Applying artificial intelligence to the practice of law is a concept that might cause some lawyers to feel slightly queasy. Here’s some career advice: get over it.
Those who resist the rise of automated systems and tech tools such as machine learning need to remember the fate of those who once looked down their noses at newfangled concepts like email and thought computers were for support staff. Remember them?
Lyria Bennett Moses, who is one of the speakers at today’s conference, believes one remedy for tech phobia is to simply avoid the term “artificial intelligence” and focus on the automated tools and software products that are lowering the cost of legal practice and improving efficiency.
Bennett Moses, who is director of the Allens Hub for Technology, Law and Innovation, points to the way electronic discovery has transformed this labourintensive process and urges lawyers to consider this sort of real-world tool instead of focusing on what she describes as the “almost sci-fi view of AI”.
She believes lawyers will increasingly need to understand these tools in order to know the limits of automated systems and recognise outside vendors of second-rate software.

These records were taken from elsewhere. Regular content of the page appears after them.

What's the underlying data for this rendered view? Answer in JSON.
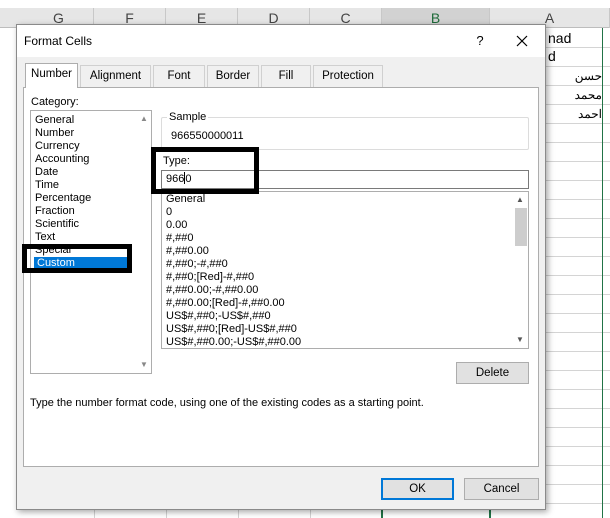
{
  "sheet": {
    "columns": [
      "G",
      "F",
      "E",
      "D",
      "C",
      "B",
      "A"
    ],
    "selected_column": "B",
    "cells": {
      "a1_partial": "nad",
      "a2_partial": "d",
      "a3": "حسن",
      "a4": "محمد",
      "a5": "احمد"
    }
  },
  "dialog": {
    "title": "Format Cells",
    "help_glyph": "?",
    "tabs": [
      "Number",
      "Alignment",
      "Font",
      "Border",
      "Fill",
      "Protection"
    ],
    "active_tab": "Number",
    "category_label": "Category:",
    "categories": [
      "General",
      "Number",
      "Currency",
      "Accounting",
      "Date",
      "Time",
      "Percentage",
      "Fraction",
      "Scientific",
      "Text",
      "Special",
      "Custom"
    ],
    "selected_category": "Custom",
    "sample_label": "Sample",
    "sample_value": "966550000011",
    "type_label": "Type:",
    "type_value_before_caret": "966",
    "type_value_after_caret": "0",
    "format_codes": [
      "General",
      "0",
      "0.00",
      "#,##0",
      "#,##0.00",
      "#,##0;-#,##0",
      "#,##0;[Red]-#,##0",
      "#,##0.00;-#,##0.00",
      "#,##0.00;[Red]-#,##0.00",
      "US$#,##0;-US$#,##0",
      "US$#,##0;[Red]-US$#,##0",
      "US$#,##0.00;-US$#,##0.00"
    ],
    "delete_button": "Delete",
    "hint_text": "Type the number format code, using one of the existing codes as a starting point.",
    "ok_button": "OK",
    "cancel_button": "Cancel"
  },
  "colors": {
    "selection_blue": "#0078d7",
    "excel_green": "#217346",
    "annotation_black": "#000000"
  }
}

“As these tools become more important in the delivery of legal services, if you don’t have enough of an orientation in that world, if you don’t understand what those products do, you will be less and less useful,” Bennett Moses says.